But to be fair, the Post is merely following a national trend. The Globe-Democrat isn’t around to keep it honest (and more progressive), and there’s continually less advertising dollars available, so it’s going down the path of most single-city papers with declining readership; still, I wish it had the backbone it once did and left the soft news to newscasters.
Speaking of which, when I left Patrick Emery had just gotten on-board a little fly-by-night cable station called CNN. Must have created some sort of vortex sucking out all broadcaster’s common sense, as now we get that whole “Something-in-your-house-is-killing-you-as-I-read-from-this-TelePrompTer. But first, let’s go to Bob live in Queenie Park, where he’s spotted some darling duckies!” side-show. But again, this is a trend started in LA, where if Melissa Rivers changes nail polish, it beats out that story on that pesky whole India/Pakistan/nuclear war thing.
I was a product of a public school system in a state that was in the bottom five in the nation. Woefully unprepared for college, I could however, throw a mean frisbee and knew the locations of all two Imo’s in addition to being able to make a strobe-lighted water bong out of a sack of White Castle belly-bombers.
While important life skills, I was left struggling. But here was the good news: gambling was going to save the schools! Harriet Woods lost the governor’s chair in 1984 to a guy named Ashcroft (whatever happened to him, anyway?) in small part because the liberal Woods was skeptical of the easy answer. So now we’ve got even gambling out the wazzoo, but the schools still have high student-teacher ratios and the pay for teachers is sorely below the national average. I think my 17-year-old nephew knows how to air-brush it, but he doesn’t know how to actually steal the hubcap, like I was learned.
* * *
Arts-wise, it’s been wonderful rediscovering the city. When I left, I’d crawl into the back seat of Larry O’Neal’s Nova and make the “long” drive from South County to the Tivoli’s one screen to see “art films.” Today, the Tivoli has expanded into many screens, and we have the Hi-Pointe and the Plaza Frontenac offering plenty of independent movies that play for longer than a week, just like in a real city. And get this: I’ve seen two foreign-language films at Ronnie’s on Lindbergh! When I left it was a drive-in playing “Dirty Mary Crazy Larry” all summer.

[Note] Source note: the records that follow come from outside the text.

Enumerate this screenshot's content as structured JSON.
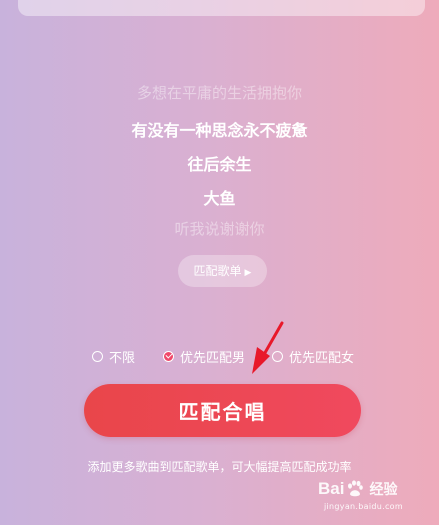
{
  "songs": [
    {
      "title": "多想在平庸的生活拥抱你",
      "state": "faded"
    },
    {
      "title": "有没有一种思念永不疲惫",
      "state": "active"
    },
    {
      "title": "往后余生",
      "state": "active"
    },
    {
      "title": "大鱼",
      "state": "active"
    },
    {
      "title": "听我说谢谢你",
      "state": "faded"
    }
  ],
  "songlist_button": {
    "label": "匹配歌单",
    "icon": "play-triangle-icon"
  },
  "options": [
    {
      "label": "不限",
      "checked": false
    },
    {
      "label": "优先匹配男",
      "checked": true
    },
    {
      "label": "优先匹配女",
      "checked": false
    }
  ],
  "match_button": {
    "label": "匹配合唱",
    "color": "#ec4753"
  },
  "tip": "添加更多歌曲到匹配歌单，可大幅提高匹配成功率",
  "annotation": {
    "icon": "red-arrow-icon",
    "color": "#e8182a"
  },
  "watermark": {
    "brand_left": "Bai",
    "brand_right": "经验",
    "url": "jingyan.baidu.com",
    "icon": "baidu-paw-icon"
  }
}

When I left, the Fox was a boarded-up fire trap; today, it’s wonderful, showing a good mix of progressive and pedestrian shows. Similarly, there was certainly nothing like the wonderful Jazz at the Bistro, a first-class restaurant offering a “listening room environment” (that means keep your piehole shut while the band is playing—this ain’t no lounge act… it’s classy, people).
Finally, if the alternative rock scene had been as vital, if there had been as many places for the over and under 21 crowd to listen and perform, I might not have left town with my ’68 Gibson guitar in the first place. One recent event at the Galaxy had a great program with almost a dozen acts for five bucks; a few weeks earlier, the Riverfront Times sponsored a music festival in U-City with diverse great music for free. Both events were greatly under-attended, and yet you can’t get a seat at one of the 47 billion sports bars in town, all serving the same toasted ravioli–what’s that about?

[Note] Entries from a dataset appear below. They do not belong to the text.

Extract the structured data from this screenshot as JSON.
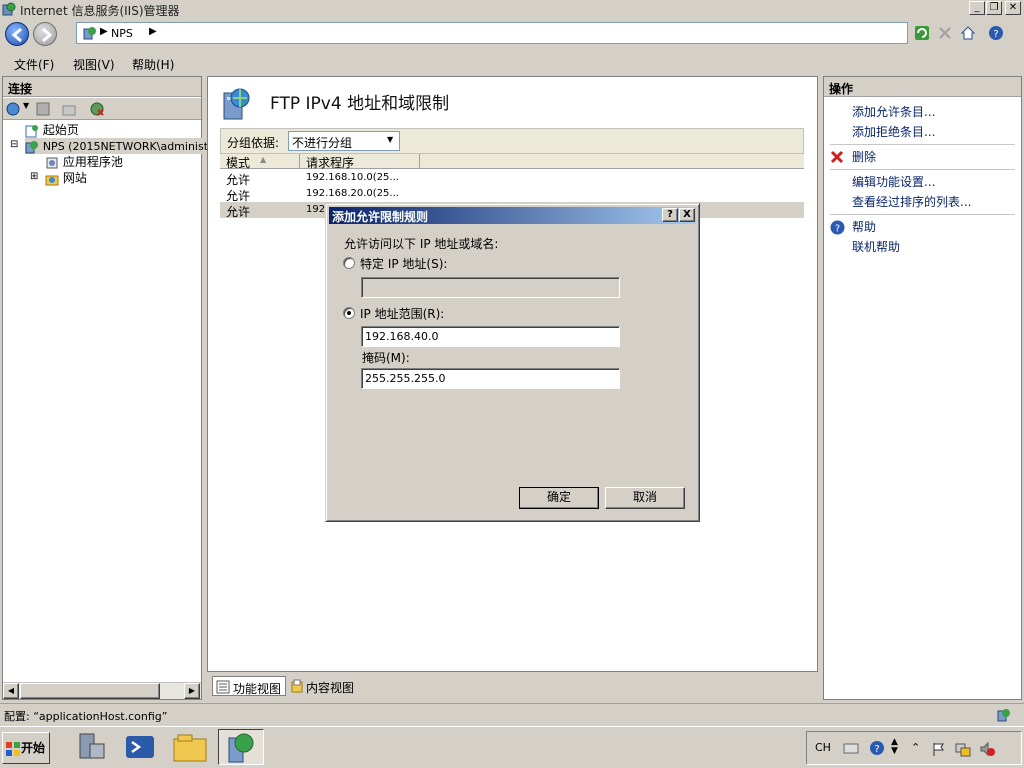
{
  "window": {
    "title": "Internet 信息服务(IIS)管理器"
  },
  "address": {
    "crumb": "NPS"
  },
  "menu": {
    "file": "文件(F)",
    "view": "视图(V)",
    "help": "帮助(H)"
  },
  "connections": {
    "header": "连接",
    "tree": {
      "start": "起始页",
      "server": "NPS (2015NETWORK\\administr",
      "app_pools": "应用程序池",
      "sites": "网站"
    }
  },
  "feature": {
    "title": "FTP IPv4 地址和域限制",
    "group_label": "分组依据:",
    "group_value": "不进行分组",
    "columns": [
      "模式",
      "请求程序"
    ],
    "rows": [
      {
        "mode": "允许",
        "requester": "192.168.10.0(25..."
      },
      {
        "mode": "允许",
        "requester": "192.168.20.0(25..."
      },
      {
        "mode": "允许",
        "requester": "192"
      }
    ],
    "tab_features": "功能视图",
    "tab_content": "内容视图"
  },
  "actions": {
    "header": "操作",
    "add_allow": "添加允许条目...",
    "add_deny": "添加拒绝条目...",
    "delete": "删除",
    "edit_settings": "编辑功能设置...",
    "view_ordered": "查看经过排序的列表...",
    "help": "帮助",
    "online_help": "联机帮助"
  },
  "dialog": {
    "title": "添加允许限制规则",
    "prompt": "允许访问以下 IP 地址或域名:",
    "specific_ip_label": "特定 IP 地址(S):",
    "specific_ip_value": "",
    "range_label": "IP 地址范围(R):",
    "range_value": "192.168.40.0",
    "mask_label": "掩码(M):",
    "mask_value": "255.255.255.0",
    "ok": "确定",
    "cancel": "取消",
    "help_btn": "?",
    "close_btn": "X",
    "selected_option": "range"
  },
  "status": {
    "text": "配置: “applicationHost.config”"
  },
  "taskbar": {
    "start": "开始",
    "lang": "CH"
  }
}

Speaking of food, my tolerance for provel cheese has greatly diminished–so someone remind me why we dump 4-1/2 pounds of it on every dish? When Lauren asked me what the hell it is exactly, she had me stumped; so she figured it must be short for “professional Velveeta.” But I have to stop about the food, otherwise it’ll descend into a full-blown rant on that alone… Deep breath; get focused…
* * *
It’ll take, I hope, forever and a day to get used to the racism and segregation that still stifles this city. I’m certainly not saying St. Louis is more racist than LA, San Francisco, or Prague for that matter; but we’re way behind the PC protocol of containing it, or even admitting that it’s wrong. It’s upsetting that so many people here aren’t yet embarrassed to make general, offensive stereotypical comments in public.
In 20 years, things have gotten incrementally better, though this town is too slow to embrace the advantages of diversity. Of course, I’ve become immediately part of the problem here, regressing into my own racism.
More than once I’ve had an experience like this: an old high school friend says, “Why did you buy a house in Webster Groves? There’s blacks there, right?” Stunned, unable to react, I simply say, yes, that’s one of the reasons we bought there–we wanted our kids to grow up in a diverse neighborhood.
“Come on, Kev—be real!” he said, rolling his eyes. What do I do with that? Worse, would I have been like that, have that attitude, if I had never left?
“It’s gotten a little bit better, it really has,” says a friend and a lifelong south-city resident. He then tells a story of some people he grew up who’d make racist comments in conversation, but when they actually meet a minority, see them only as an individual, and “they’re like best buddies in two minutes.”
When business brought me out to LA recently, my best friend Patricia, a writer now quipping for Donnie Osmond for a new syndicated game show (yes, I’ll make her get me an autograph for my Mom, thanks for reminding me), blurts, “So what do you like about St. Louis?”
Eyes shift, and I breathe the vast pollution LA has to offer, looking around at all the women and wondering why I didn’t by stock on Botox.
Finally I hear myself say: “I like the parking spaces. They are big enough for my new fancy-pants ‘98 Nissan Maxima. I like that people wave me into traffic instead of shooting at me; I like that women who were born during the presidency of Grover Cleveland hold the door open for me at my YMCA while I’m, you know, just pulling into the lot at 6 A.M. downing that can of Bud Light.
Then I tell this story: I’m at my Starbucks with my incredibly obnoxious, obedience school–defying mutt we named Lucy Bloomer (she chose to keep her maiden name and we respected that decision). Lucy was jumping up and down with one of those big metal café tables in her mouth when this woman, juggling four cafe blah-hoozerwatzits and a kid, said to me, “You just getting coffee? I’ll watch her.”
Okay, I rationalized, being so LA, being so into me, I assumed this woman chose to sit at this table, you know, to watch Lucy Bloomer, rather than sit at that table. I ran in, stood in a long line, barked my litany of conditions (blah blah, latte, blah blah no-foam, blah blah turkish poppy–etc.), got my java fix, and came out.
This Mom handed me Lucy, gathered her kid, her four java drinks, and headed to her mini-van.
She had someplace to go. She had others waiting for her. She wasn’t hanging. In L.A. lingo, it wasn’t about her, it was about my dog. Why? Just to be nice.
I was stunned—and touched. Never would someone have done that for me in any of the places since I left St. Louis. So, yes, you can come home again–just don’t always order toasted ravioli, don’t try to figure out why 66 turns into Watson turns into Chippewa, and appreciate the strengths the city has and will always have, enhanced by the travels you’ve taken.
And Ronnie? Yeah. Then I have to live here. But I don’t have to, I want to.